App and web page records
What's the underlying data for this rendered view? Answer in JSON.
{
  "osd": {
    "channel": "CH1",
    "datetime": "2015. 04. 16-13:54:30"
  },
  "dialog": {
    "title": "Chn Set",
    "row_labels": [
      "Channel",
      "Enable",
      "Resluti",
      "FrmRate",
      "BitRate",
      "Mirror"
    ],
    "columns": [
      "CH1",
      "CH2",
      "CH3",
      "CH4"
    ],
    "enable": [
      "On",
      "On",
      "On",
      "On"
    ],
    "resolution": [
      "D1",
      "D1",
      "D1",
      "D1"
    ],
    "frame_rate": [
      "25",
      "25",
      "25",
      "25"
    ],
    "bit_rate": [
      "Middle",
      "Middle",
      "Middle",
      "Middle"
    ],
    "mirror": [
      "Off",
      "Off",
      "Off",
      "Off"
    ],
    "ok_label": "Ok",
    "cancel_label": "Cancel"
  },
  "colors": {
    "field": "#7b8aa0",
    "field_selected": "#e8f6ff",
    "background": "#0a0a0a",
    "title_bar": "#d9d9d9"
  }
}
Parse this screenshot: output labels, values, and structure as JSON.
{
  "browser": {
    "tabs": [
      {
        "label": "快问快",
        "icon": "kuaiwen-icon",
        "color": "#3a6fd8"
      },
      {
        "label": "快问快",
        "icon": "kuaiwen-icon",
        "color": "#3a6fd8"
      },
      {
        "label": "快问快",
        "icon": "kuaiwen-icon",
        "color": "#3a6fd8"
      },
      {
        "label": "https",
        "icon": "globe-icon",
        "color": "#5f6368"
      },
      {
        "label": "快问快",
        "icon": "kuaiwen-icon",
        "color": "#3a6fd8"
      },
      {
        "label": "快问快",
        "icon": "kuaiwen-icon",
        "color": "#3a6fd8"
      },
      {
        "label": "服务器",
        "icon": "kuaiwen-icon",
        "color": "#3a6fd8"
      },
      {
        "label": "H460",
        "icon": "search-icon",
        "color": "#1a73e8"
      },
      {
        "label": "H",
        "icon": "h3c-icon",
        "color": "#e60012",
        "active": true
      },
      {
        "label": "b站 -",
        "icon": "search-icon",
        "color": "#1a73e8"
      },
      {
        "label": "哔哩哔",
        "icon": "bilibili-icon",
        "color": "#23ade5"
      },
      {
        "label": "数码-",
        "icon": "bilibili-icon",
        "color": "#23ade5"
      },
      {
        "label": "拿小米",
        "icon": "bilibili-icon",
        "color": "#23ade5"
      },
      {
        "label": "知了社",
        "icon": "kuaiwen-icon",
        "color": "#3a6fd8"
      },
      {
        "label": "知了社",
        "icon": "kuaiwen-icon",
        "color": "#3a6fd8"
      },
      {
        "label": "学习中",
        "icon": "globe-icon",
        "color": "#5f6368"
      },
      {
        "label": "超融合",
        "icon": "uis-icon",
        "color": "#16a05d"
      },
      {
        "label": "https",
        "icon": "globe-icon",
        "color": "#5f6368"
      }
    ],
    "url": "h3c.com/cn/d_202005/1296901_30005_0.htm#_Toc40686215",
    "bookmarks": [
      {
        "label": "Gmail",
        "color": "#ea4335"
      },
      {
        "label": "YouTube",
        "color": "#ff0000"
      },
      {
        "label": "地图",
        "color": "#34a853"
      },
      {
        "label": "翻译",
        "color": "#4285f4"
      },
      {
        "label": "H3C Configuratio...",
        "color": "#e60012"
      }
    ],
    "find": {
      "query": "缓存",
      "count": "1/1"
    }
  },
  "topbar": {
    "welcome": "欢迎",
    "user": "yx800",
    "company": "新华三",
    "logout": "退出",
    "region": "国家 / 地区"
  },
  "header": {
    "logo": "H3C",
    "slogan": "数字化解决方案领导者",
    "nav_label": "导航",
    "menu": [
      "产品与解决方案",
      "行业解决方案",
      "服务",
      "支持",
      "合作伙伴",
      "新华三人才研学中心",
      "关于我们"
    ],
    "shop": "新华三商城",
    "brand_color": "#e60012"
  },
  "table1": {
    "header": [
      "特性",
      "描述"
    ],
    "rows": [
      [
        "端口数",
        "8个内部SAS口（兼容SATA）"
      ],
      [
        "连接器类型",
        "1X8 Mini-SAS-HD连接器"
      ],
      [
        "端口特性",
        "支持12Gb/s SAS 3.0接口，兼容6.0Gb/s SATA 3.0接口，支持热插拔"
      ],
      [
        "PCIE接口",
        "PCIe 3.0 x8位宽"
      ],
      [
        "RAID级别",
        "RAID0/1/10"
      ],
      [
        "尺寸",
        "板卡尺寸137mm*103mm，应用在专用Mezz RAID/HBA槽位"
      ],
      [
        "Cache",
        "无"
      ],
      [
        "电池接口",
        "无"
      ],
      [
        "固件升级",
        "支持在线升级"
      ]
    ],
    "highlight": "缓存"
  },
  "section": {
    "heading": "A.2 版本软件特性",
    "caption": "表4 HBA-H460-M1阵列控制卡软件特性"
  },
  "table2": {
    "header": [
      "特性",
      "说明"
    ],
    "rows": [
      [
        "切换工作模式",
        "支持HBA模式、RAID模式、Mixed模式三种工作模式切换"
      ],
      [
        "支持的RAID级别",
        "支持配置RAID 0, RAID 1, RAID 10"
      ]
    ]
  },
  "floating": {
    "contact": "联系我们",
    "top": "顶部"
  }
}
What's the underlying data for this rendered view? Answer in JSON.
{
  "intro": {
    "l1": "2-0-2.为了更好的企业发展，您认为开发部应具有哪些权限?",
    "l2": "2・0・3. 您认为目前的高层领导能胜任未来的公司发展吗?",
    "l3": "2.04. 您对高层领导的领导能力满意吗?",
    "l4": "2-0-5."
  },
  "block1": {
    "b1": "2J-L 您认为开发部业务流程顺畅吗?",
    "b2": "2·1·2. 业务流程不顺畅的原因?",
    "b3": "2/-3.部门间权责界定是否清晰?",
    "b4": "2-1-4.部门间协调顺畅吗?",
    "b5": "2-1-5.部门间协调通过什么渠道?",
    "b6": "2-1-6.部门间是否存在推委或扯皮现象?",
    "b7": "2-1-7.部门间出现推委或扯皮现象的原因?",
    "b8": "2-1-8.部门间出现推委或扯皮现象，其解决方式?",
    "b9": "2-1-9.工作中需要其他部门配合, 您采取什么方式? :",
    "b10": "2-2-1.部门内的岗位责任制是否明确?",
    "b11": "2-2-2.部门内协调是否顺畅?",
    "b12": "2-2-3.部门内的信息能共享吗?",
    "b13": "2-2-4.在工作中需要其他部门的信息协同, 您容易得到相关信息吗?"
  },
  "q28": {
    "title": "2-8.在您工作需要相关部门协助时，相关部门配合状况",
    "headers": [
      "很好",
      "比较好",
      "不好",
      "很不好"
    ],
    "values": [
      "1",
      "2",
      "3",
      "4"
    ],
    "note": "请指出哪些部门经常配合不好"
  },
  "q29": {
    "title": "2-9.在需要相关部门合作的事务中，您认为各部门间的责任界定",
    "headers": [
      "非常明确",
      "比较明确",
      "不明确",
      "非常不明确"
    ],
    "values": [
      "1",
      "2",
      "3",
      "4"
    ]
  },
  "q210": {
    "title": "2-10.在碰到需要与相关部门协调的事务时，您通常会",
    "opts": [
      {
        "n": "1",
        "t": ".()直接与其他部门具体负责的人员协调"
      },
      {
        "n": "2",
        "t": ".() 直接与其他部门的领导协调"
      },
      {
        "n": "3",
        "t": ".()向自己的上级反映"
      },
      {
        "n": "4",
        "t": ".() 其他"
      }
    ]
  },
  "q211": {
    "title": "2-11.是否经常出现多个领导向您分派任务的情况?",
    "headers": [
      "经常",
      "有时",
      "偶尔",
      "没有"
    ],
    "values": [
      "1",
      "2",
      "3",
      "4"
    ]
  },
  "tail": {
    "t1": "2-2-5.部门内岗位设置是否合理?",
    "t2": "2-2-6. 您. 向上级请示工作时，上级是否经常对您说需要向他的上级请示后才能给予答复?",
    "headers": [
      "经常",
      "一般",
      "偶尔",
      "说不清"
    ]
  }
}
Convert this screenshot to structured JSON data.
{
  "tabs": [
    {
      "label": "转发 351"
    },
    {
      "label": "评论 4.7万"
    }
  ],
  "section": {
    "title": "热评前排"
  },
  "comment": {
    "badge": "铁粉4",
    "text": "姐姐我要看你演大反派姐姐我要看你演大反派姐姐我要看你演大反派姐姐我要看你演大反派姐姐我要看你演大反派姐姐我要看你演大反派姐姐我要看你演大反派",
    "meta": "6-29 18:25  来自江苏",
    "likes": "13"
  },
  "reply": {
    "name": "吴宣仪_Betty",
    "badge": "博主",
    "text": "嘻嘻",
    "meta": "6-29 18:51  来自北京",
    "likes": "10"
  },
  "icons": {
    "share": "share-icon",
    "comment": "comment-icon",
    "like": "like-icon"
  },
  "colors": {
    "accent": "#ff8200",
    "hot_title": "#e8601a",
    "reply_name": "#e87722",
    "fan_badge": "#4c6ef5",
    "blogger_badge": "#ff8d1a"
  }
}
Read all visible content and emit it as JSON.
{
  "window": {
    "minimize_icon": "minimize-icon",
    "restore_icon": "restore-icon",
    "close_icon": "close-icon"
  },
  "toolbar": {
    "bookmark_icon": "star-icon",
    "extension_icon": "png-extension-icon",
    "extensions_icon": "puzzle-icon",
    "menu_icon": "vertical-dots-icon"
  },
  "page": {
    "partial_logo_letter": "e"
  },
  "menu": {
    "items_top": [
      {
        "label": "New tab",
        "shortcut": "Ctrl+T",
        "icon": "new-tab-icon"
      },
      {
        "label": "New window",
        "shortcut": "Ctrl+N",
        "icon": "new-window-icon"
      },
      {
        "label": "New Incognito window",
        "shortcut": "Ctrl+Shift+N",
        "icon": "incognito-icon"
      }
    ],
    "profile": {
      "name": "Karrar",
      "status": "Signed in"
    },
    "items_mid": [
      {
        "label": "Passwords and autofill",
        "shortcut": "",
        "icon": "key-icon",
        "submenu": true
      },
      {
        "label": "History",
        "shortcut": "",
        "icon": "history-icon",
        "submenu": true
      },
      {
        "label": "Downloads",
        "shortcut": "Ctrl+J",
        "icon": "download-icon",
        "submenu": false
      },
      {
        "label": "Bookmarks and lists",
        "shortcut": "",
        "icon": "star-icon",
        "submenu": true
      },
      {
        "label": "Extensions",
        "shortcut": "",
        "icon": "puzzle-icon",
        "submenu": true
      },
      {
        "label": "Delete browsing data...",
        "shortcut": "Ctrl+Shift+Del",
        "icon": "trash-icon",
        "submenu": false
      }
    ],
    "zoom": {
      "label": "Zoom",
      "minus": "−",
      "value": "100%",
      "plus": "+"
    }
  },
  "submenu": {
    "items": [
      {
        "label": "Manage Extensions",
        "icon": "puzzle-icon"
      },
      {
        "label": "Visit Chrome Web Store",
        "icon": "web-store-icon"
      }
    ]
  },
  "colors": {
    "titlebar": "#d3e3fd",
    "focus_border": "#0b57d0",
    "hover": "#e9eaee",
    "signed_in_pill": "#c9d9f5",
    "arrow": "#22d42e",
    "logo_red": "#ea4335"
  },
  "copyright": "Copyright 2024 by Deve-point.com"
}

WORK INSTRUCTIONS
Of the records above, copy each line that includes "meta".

EXERCISE OUTPUT
    "meta": "6-29 18:25  来自江苏",
    "meta": "6-29 18:51  来自北京",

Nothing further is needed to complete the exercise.